◆ Required action
All lines in the material below that contain "emphasis" should be located and copied.

◆ Exercise materials

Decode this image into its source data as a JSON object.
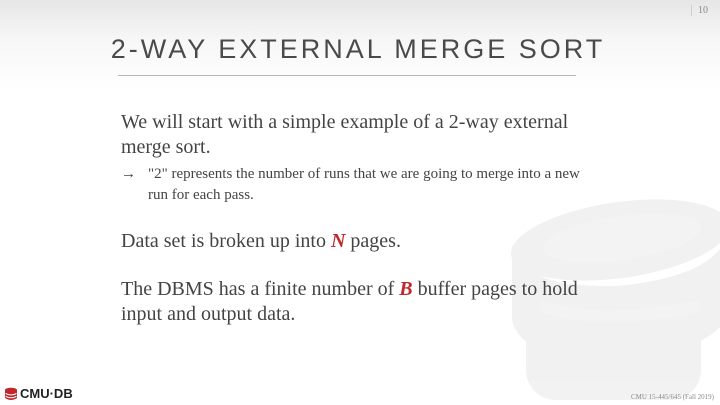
{
  "slide": {
    "page_number": "10",
    "title": "2-WAY EXTERNAL MERGE SORT",
    "bullets": [
      {
        "text": "We will start with a simple example of a 2-way external merge sort.",
        "sub": {
          "arrow": "→",
          "text": "\"2\" represents the number of runs that we are going to merge into a new run for each pass."
        }
      },
      {
        "before": "Data set is broken up into ",
        "emphasis": "N",
        "after": " pages."
      },
      {
        "before": "The DBMS has a finite number of ",
        "emphasis": "B",
        "after": " buffer pages to hold input and output data."
      }
    ]
  },
  "footer": {
    "logo_text": "CMU·DB",
    "course": "CMU 15-445/645 (Fall 2019)"
  },
  "colors": {
    "emphasis": "#c0282d",
    "logo": "#c0282d",
    "text": "#444444"
  },
  "icons": {
    "watermark": "database-cylinder-icon",
    "logo": "database-logo-icon"
  }
}
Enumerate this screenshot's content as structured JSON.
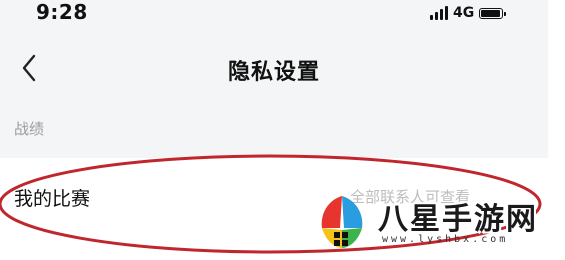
{
  "status_bar": {
    "time": "9:28",
    "network": "4G"
  },
  "nav": {
    "title": "隐私设置",
    "back_icon": "chevron-left-icon"
  },
  "section": {
    "label": "战绩"
  },
  "row": {
    "label": "我的比赛",
    "value": "全部联系人可查看"
  },
  "annotation": {
    "color": "#c0262c"
  },
  "watermark": {
    "brand": "八星手游网",
    "url": "www.lyshbx.com"
  }
}
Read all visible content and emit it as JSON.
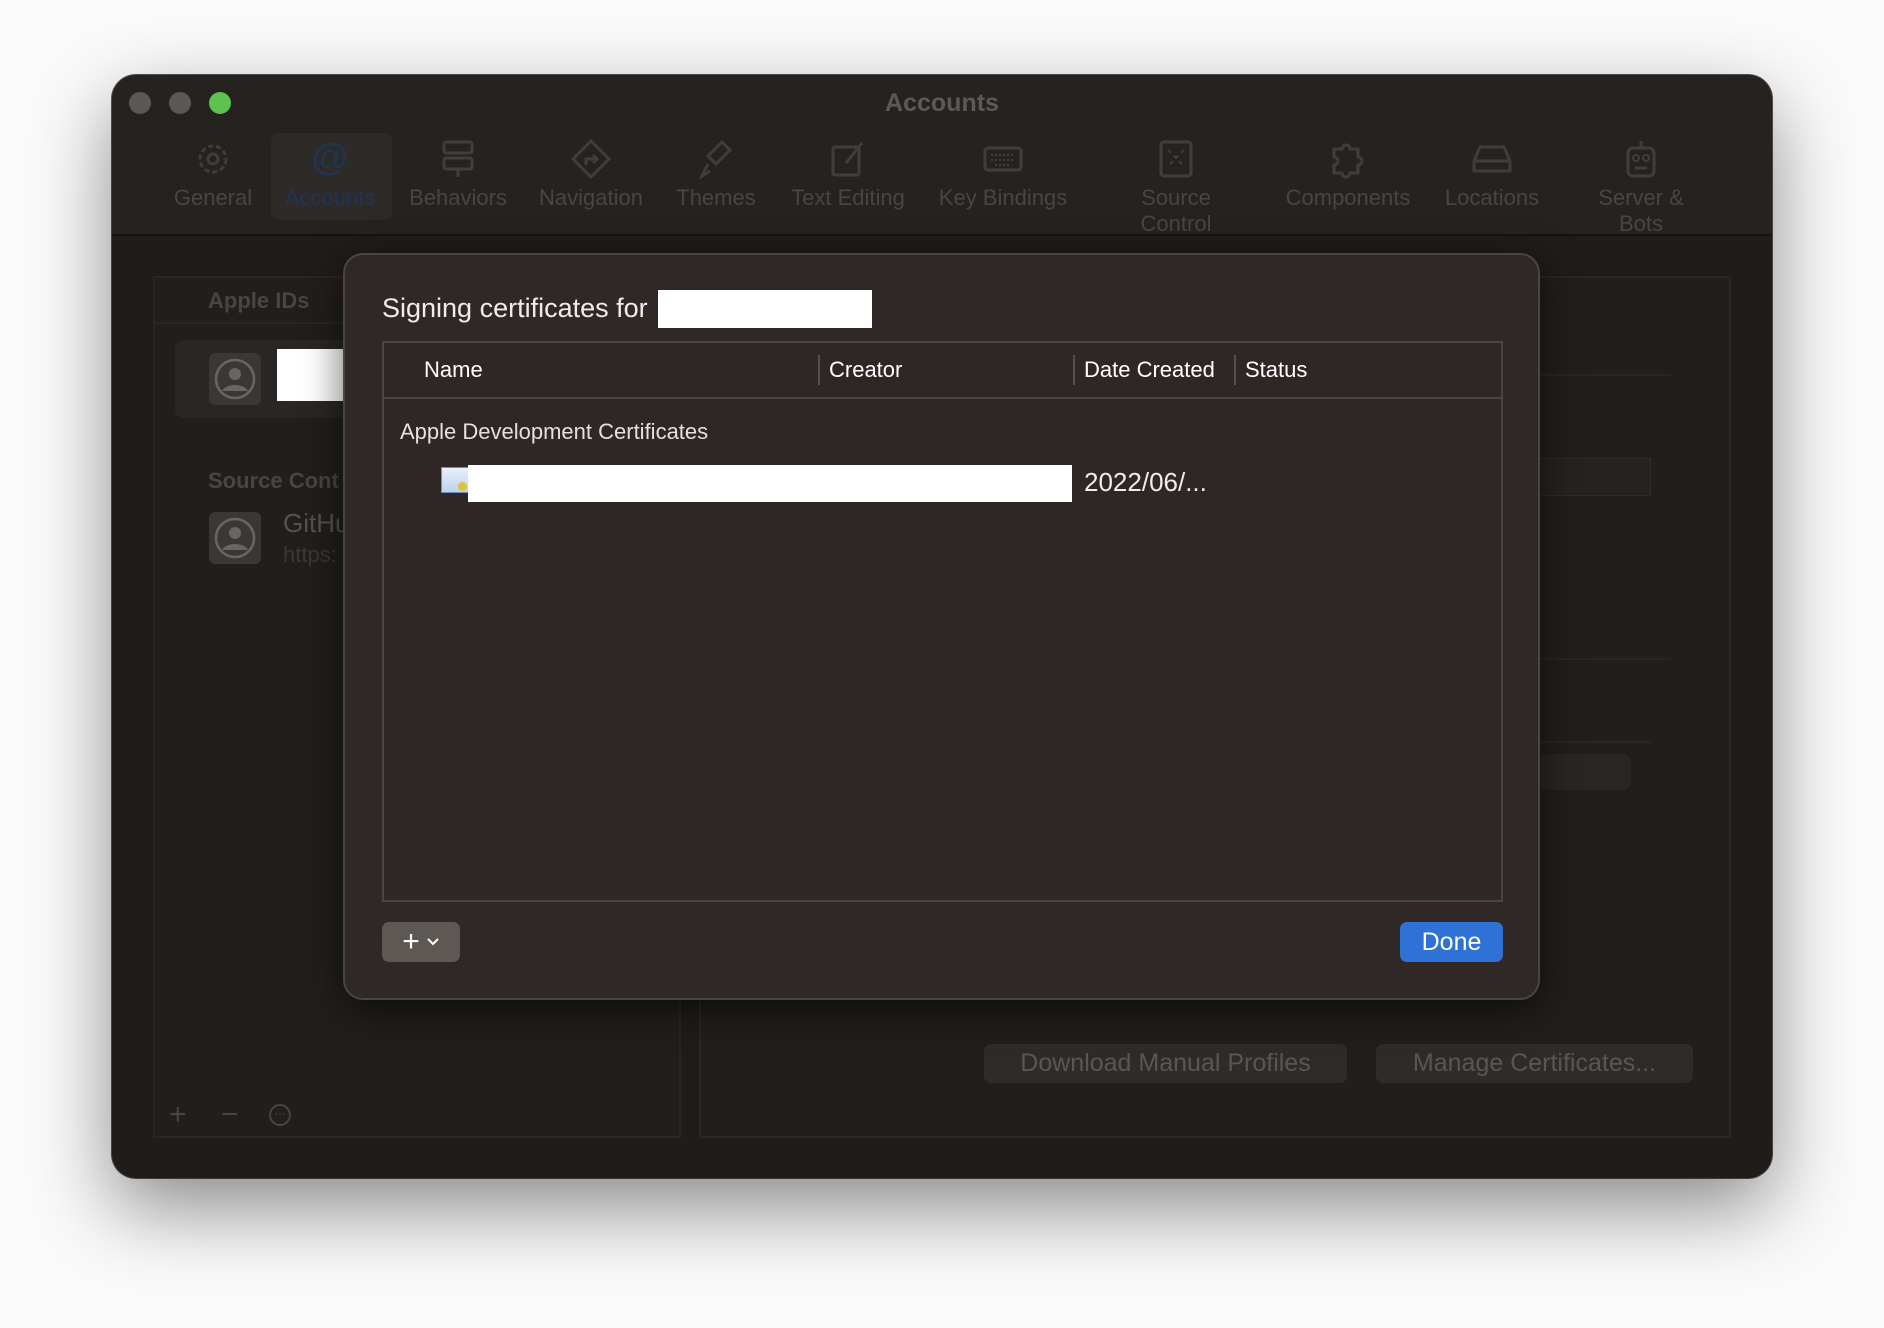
{
  "window": {
    "title": "Accounts",
    "traffic_lights": {
      "close": "#5b5756",
      "minimize": "#5b5756",
      "zoom": "#5ec24f"
    }
  },
  "toolbar": {
    "items": [
      {
        "label": "General",
        "icon": "gear-icon"
      },
      {
        "label": "Accounts",
        "icon": "at-icon",
        "selected": true
      },
      {
        "label": "Behaviors",
        "icon": "behaviors-icon"
      },
      {
        "label": "Navigation",
        "icon": "navigation-icon"
      },
      {
        "label": "Themes",
        "icon": "brush-icon"
      },
      {
        "label": "Text Editing",
        "icon": "pencil-square-icon"
      },
      {
        "label": "Key Bindings",
        "icon": "keyboard-icon"
      },
      {
        "label": "Source Control",
        "icon": "source-control-icon"
      },
      {
        "label": "Components",
        "icon": "puzzle-icon"
      },
      {
        "label": "Locations",
        "icon": "drive-icon"
      },
      {
        "label": "Server & Bots",
        "icon": "robot-icon"
      }
    ]
  },
  "sidebar": {
    "apple_ids_header": "Apple IDs",
    "source_control_header": "Source Cont",
    "github_name": "GitHu",
    "github_url": "https:",
    "footer": {
      "add": "+",
      "remove": "−",
      "more": "⋯"
    }
  },
  "main": {
    "download_profiles": "Download Manual Profiles",
    "manage_certificates": "Manage Certificates..."
  },
  "dialog": {
    "title": "Signing certificates for",
    "columns": [
      "Name",
      "Creator",
      "Date Created",
      "Status"
    ],
    "group": "Apple Development Certificates",
    "rows": [
      {
        "date_created": "2022/06/..."
      }
    ],
    "add_button": "+",
    "done_button": "Done",
    "accent": "#2f72d6"
  }
}
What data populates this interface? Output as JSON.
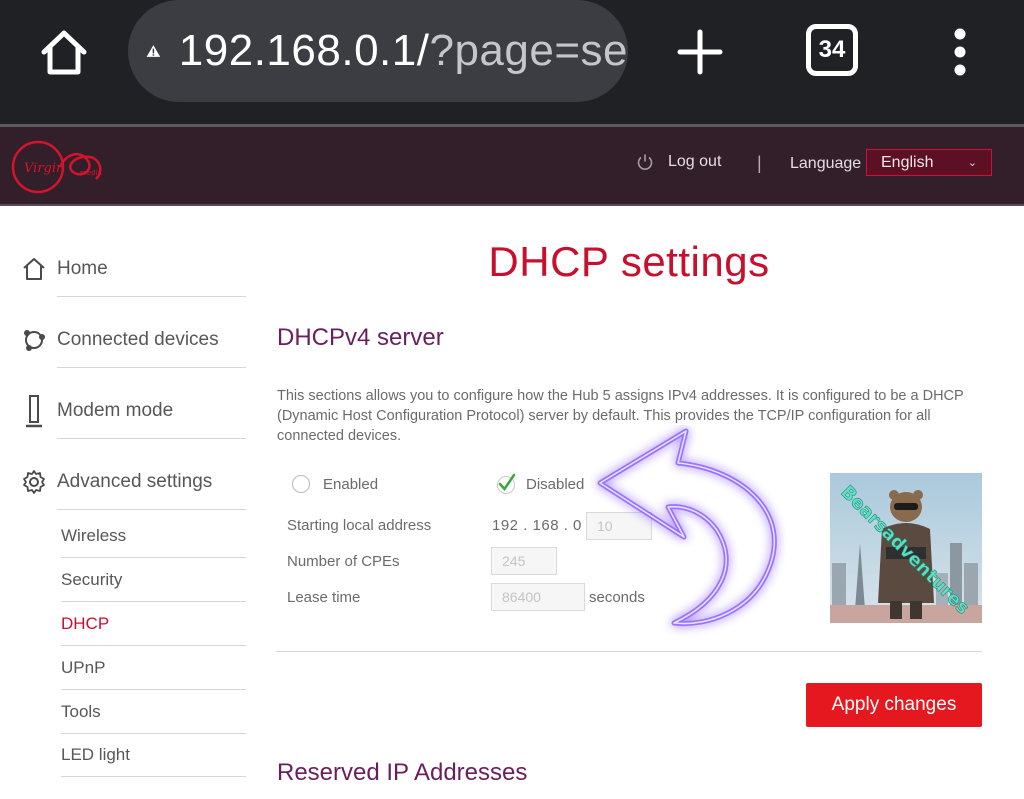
{
  "browser": {
    "url_host": "192.168.0.1/",
    "url_rest": "?page=se",
    "tab_count": "34"
  },
  "header": {
    "logo_alt": "Virgin media",
    "logout": "Log out",
    "separator": "|",
    "language_label": "Language",
    "language_value": "English"
  },
  "sidebar": {
    "items": [
      {
        "label": "Home",
        "icon": "house-icon"
      },
      {
        "label": "Connected devices",
        "icon": "network-icon"
      },
      {
        "label": "Modem mode",
        "icon": "modem-icon"
      },
      {
        "label": "Advanced settings",
        "icon": "gear-icon"
      }
    ],
    "subitems": [
      {
        "label": "Wireless"
      },
      {
        "label": "Security"
      },
      {
        "label": "DHCP",
        "active": true
      },
      {
        "label": "UPnP"
      },
      {
        "label": "Tools"
      },
      {
        "label": "LED light"
      }
    ]
  },
  "main": {
    "page_title": "DHCP settings",
    "section_title": "DHCPv4 server",
    "description": "This sections allows you to configure how the Hub 5 assigns IPv4 addresses. It is configured to be a DHCP (Dynamic Host Configuration Protocol) server by default. This provides the TCP/IP configuration for all connected devices.",
    "radio_enabled": "Enabled",
    "radio_disabled": "Disabled",
    "selected": "Disabled",
    "starting_local_address_label": "Starting local address",
    "ip_prefix": "192 . 168 . 0 .",
    "ip_last_octet": "10",
    "cpes_label": "Number of CPEs",
    "cpes_value": "245",
    "lease_label": "Lease time",
    "lease_value": "86400",
    "lease_unit": "seconds",
    "watermark": "Bearsadventures",
    "apply_button": "Apply changes",
    "reserved_title": "Reserved IP Addresses"
  },
  "colors": {
    "brand_red": "#c8102e",
    "section_purple": "#6a1f5c",
    "header_bg": "#321f2a",
    "chrome_bg": "#202124",
    "arrow_glow": "#7b4dff"
  }
}
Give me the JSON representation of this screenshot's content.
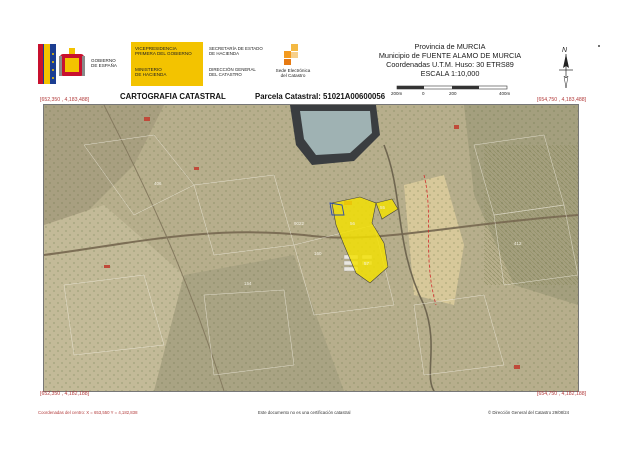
{
  "header": {
    "gov_line1": "GOBIERNO",
    "gov_line2": "DE ESPAÑA",
    "vice_line1": "VICEPRESIDENCIA",
    "vice_line2": "PRIMERA DEL GOBIERNO",
    "min_line1": "MINISTERIO",
    "min_line2": "DE HACIENDA",
    "sec_line1": "SECRETARÍA DE ESTADO",
    "sec_line2": "DE HACIENDA",
    "dir_line1": "DIRECCIÓN GENERAL",
    "dir_line2": "DEL CATASTRO",
    "sede_line1": "Sede Electrónica",
    "sede_line2": "del Catastro"
  },
  "province": {
    "line1": "Provincia de MURCIA",
    "line2": "Municipio de FUENTE ALAMO DE MURCIA",
    "line3": "Coordenadas U.T.M. Huso: 30 ETRS89",
    "line4": "ESCALA 1:10,000"
  },
  "scale": {
    "labels": [
      "200m",
      "0",
      "200",
      "400m"
    ]
  },
  "north": {
    "label": "N"
  },
  "titles": {
    "left": "CARTOGRAFIA CATASTRAL",
    "right": "Parcela Catastral: 51021A00600056"
  },
  "coords": {
    "top_left": "[652,350 , 4,183,488]",
    "top_right": "[654,750 , 4,183,488]",
    "bottom_left": "[652,350 , 4,182,188]",
    "bottom_right": "[654,750 , 4,182,188]"
  },
  "footer": {
    "left": "Coordenadas del centro: X = 653,550 Y = 4,182,838",
    "center": "Este documento no es una certificación catastral",
    "right": "© Dirección General del Catastro 29/08/24"
  },
  "colors": {
    "yellow_parcel": "#f5e200",
    "coord_red": "#b23a3a",
    "gov_yellow": "#f3c300"
  },
  "map_labels": [
    "56",
    "55",
    "57",
    "160",
    "9022",
    "154",
    "406",
    "412"
  ]
}
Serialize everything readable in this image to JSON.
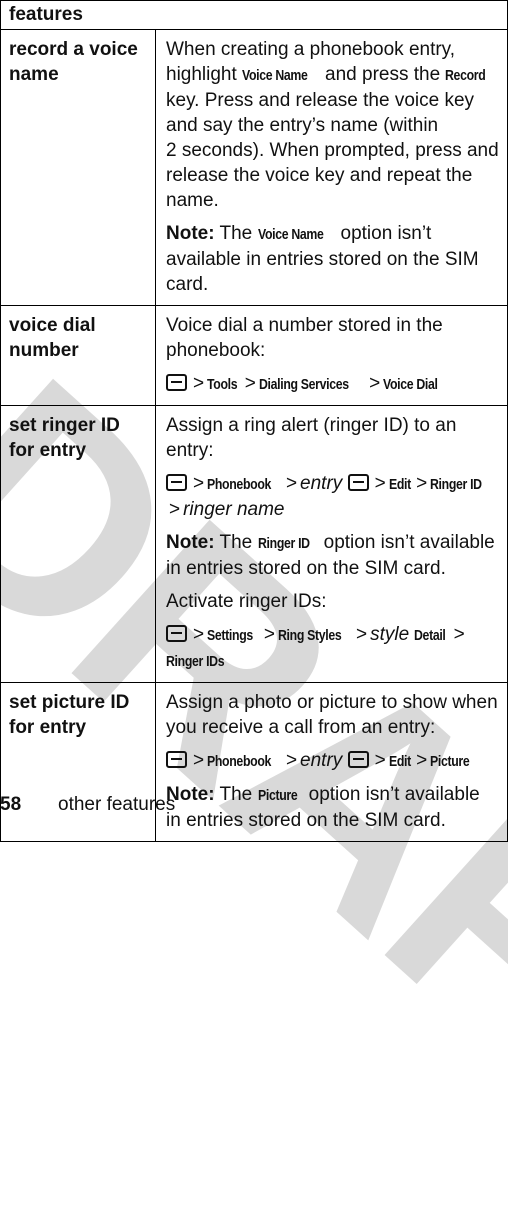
{
  "watermark": "DRAFT",
  "table": {
    "header": "features",
    "rows": [
      {
        "name": "record a voice name",
        "paragraphs": [
          {
            "parts": [
              {
                "t": "When creating a phonebook entry, highlight "
              },
              {
                "ui": "Voice Name"
              },
              {
                "t": " and press the "
              },
              {
                "ui": "Record"
              },
              {
                "t": " key. Press and release the voice key and say the entry’s name (within 2 seconds). When prompted, press and release the voice key and repeat the name."
              }
            ]
          },
          {
            "parts": [
              {
                "note": "Note:"
              },
              {
                "t": " The "
              },
              {
                "ui": "Voice Name"
              },
              {
                "t": " option isn’t available in entries stored on the SIM card."
              }
            ]
          }
        ]
      },
      {
        "name": "voice dial number",
        "paragraphs": [
          {
            "parts": [
              {
                "t": "Voice dial a number stored in the phonebook:"
              }
            ]
          },
          {
            "parts": [
              {
                "icon": "menu-key-icon"
              },
              {
                "gt": ">"
              },
              {
                "ui": "Tools"
              },
              {
                "gt": ">"
              },
              {
                "ui": "Dialing Services"
              },
              {
                "gt": ">"
              },
              {
                "ui": "Voice Dial"
              }
            ]
          }
        ]
      },
      {
        "name": "set ringer ID for entry",
        "paragraphs": [
          {
            "parts": [
              {
                "t": "Assign a ring alert (ringer ID) to an entry:"
              }
            ]
          },
          {
            "parts": [
              {
                "icon": "menu-key-icon"
              },
              {
                "gt": ">"
              },
              {
                "ui": "Phonebook"
              },
              {
                "gt": ">"
              },
              {
                "it": "entry "
              },
              {
                "icon": "menu-key-icon"
              },
              {
                "gt": ">"
              },
              {
                "ui": "Edit"
              },
              {
                "gt": ">"
              },
              {
                "ui": "Ringer ID"
              },
              {
                "gt": ">"
              },
              {
                "it": "ringer name"
              }
            ]
          },
          {
            "parts": [
              {
                "note": "Note:"
              },
              {
                "t": " The "
              },
              {
                "ui": "Ringer ID"
              },
              {
                "t": " option isn’t available in entries stored on the SIM card."
              }
            ]
          },
          {
            "parts": [
              {
                "t": "Activate ringer IDs:"
              }
            ]
          },
          {
            "parts": [
              {
                "icon": "menu-key-icon"
              },
              {
                "gt": ">"
              },
              {
                "ui": "Settings"
              },
              {
                "gt": ">"
              },
              {
                "ui": "Ring Styles"
              },
              {
                "gt": ">"
              },
              {
                "it": "style "
              },
              {
                "ui": "Detail"
              },
              {
                "gt": ">"
              },
              {
                "ui": "Ringer IDs"
              }
            ]
          }
        ]
      },
      {
        "name": "set picture ID for entry",
        "paragraphs": [
          {
            "parts": [
              {
                "t": "Assign a photo or picture to show when you receive a call from an entry:"
              }
            ]
          },
          {
            "parts": [
              {
                "icon": "menu-key-icon"
              },
              {
                "gt": ">"
              },
              {
                "ui": "Phonebook"
              },
              {
                "gt": ">"
              },
              {
                "it": "entry "
              },
              {
                "icon": "menu-key-icon"
              },
              {
                "gt": ">"
              },
              {
                "ui": "Edit"
              },
              {
                "gt": ">"
              },
              {
                "ui": "Picture"
              }
            ]
          },
          {
            "parts": [
              {
                "note": "Note:"
              },
              {
                "t": " The "
              },
              {
                "ui": "Picture"
              },
              {
                "t": " option isn’t available in entries stored on the SIM card."
              }
            ]
          }
        ]
      }
    ]
  },
  "footer": {
    "page_number": "58",
    "section": "other features"
  }
}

◆ Response to the task
        "emphasis": "N",
        "emphasis": "B",
    "emphasis": "#c0282d",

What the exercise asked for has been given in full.